Pro Farmer’s corn yield forecasts released Wednesday night show that yields in southwest Iowa came in at 137 bu. per acre, west central Iowa at 143 and northwest Iowa, the brightest yields of the day, at 159. These yields are significantly below year-ago levels as well as the three-year Pro Farmer average. By contrast, USDA yields for the entire state of Iowa were forecast Aug. 10 (based on Aug. 1 conditions) to be 141 bu. per acre.
Flory’s group also turned up occasional fields with smaller-than average kernels. He estimates that the smaller kernels may reduce yields by 20%. Wind damage, which was apparent in select fields up and down the state, is another wild card in the yield scenario.
Several cobs taken from the fields were plagued by tip fill, caused by the drought interfering with corn pollination.
The group didn’t find as many burned out Iowa fields as it did South Dakota and Nebraska, where the drought took a heavier toll. Even so, some farmers were already harvesting their fields due to stress from heat and dryness that had resulted in bent-over cobs and weak stalks.
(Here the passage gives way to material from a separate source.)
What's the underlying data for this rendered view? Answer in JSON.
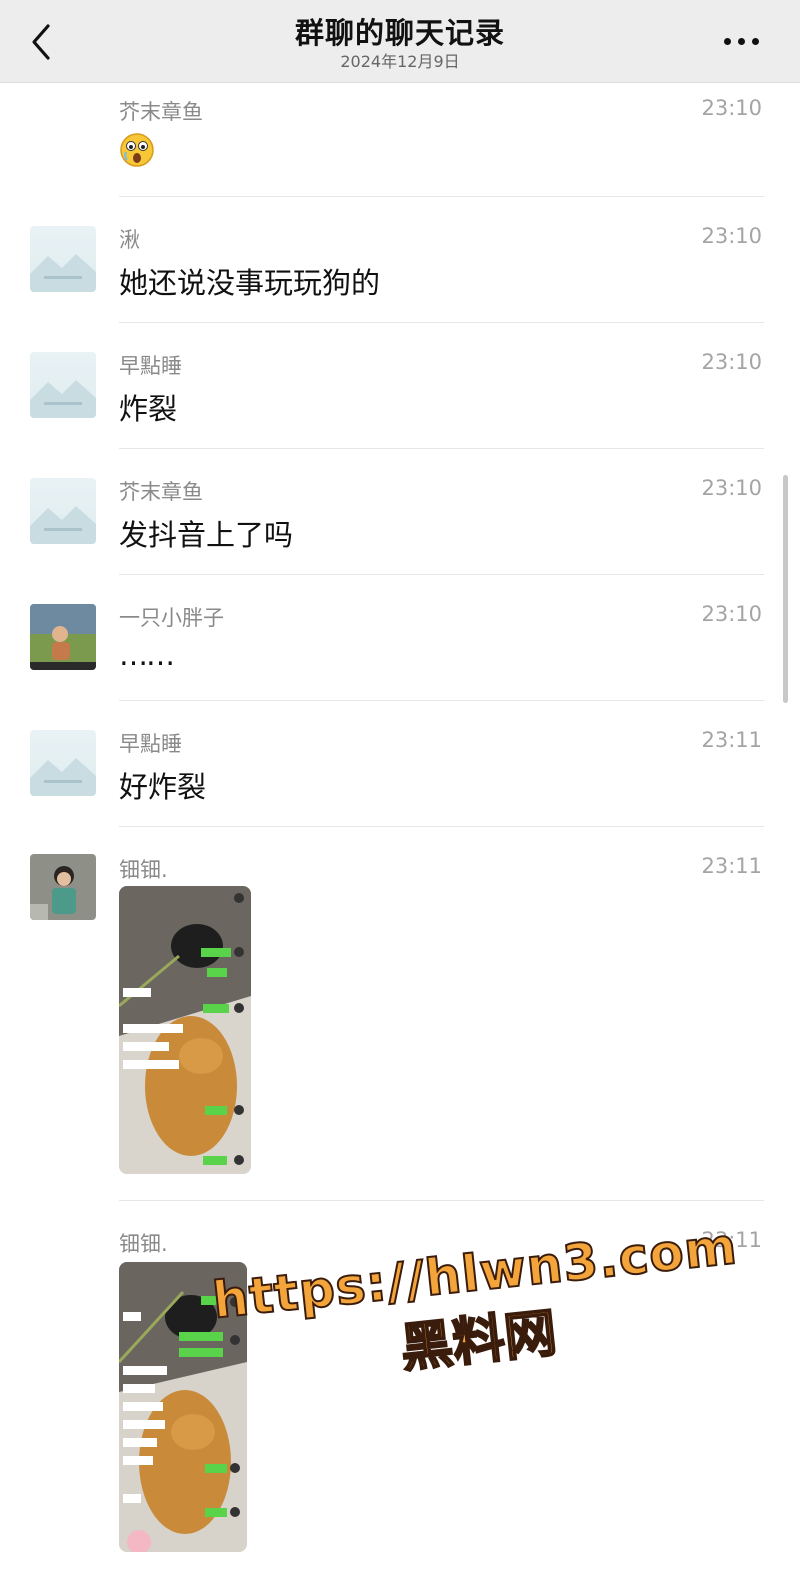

The group visited one field of 114-day corn that had already been harvested. Marty Tegtmeier, an Iowa farmer who rode with Flory, estimated that the crop must have been planted in late March, an extremely aggressive move. Another farmer was running a combine in his fields when the team arrived to estimate his yield, which he put at 150 bu. per acre.
Soybeans fare better
Soybean crops were doing better than corn. Flory's group saw some extremely healthy, dark green plants, some with pod clusters of four or more. Also, growth of soybean plants appeared more uniform than in South Dakota or Nebraska. Even so, yield calculations varied widely from field to field depending on water conditions, among other things.
Merryman said he was surprised by the consistently low pod counts over 19 sampling stops on his route, despite the recent cool-down and moisture in some of Iowa’s soybean country. Eight-year scout veteran Mike Nichols, a trader with McVean Trading & Investments, LLC, in Memphis, said he thought that soybeans might still have some upward price momentum left. "The stress started so early that the factory just isn’t there," he says.
USDA found that Iowa soybeans are in better shape than corn. Only 37% of the state’s beans are judged by the USDA to be in poor to very poor condition. The agency forecasts a yield of 43.0 bu. per acre, 7.5 bushels below last year’s level. This would be the smallest yield since 2003.
But a few key rains at key times helped the crop along. "I think what we’re looking at is a decent yield, not a great yield," Flory says.
Final Iowa numbers will not be available until Thursday, following the state’s canvassing being completed by the eastern leg of the tour. Tomorrow, the western tour finishes up in Minnesota, where some analysts hold hopes for stronger yields.
For More Information
2012 Pro Farmer Midwest Crop Tour, hosted by Pro Farmer.
Take your own field measurements and participate in Pro Farmer’s Virtual Crop Tour.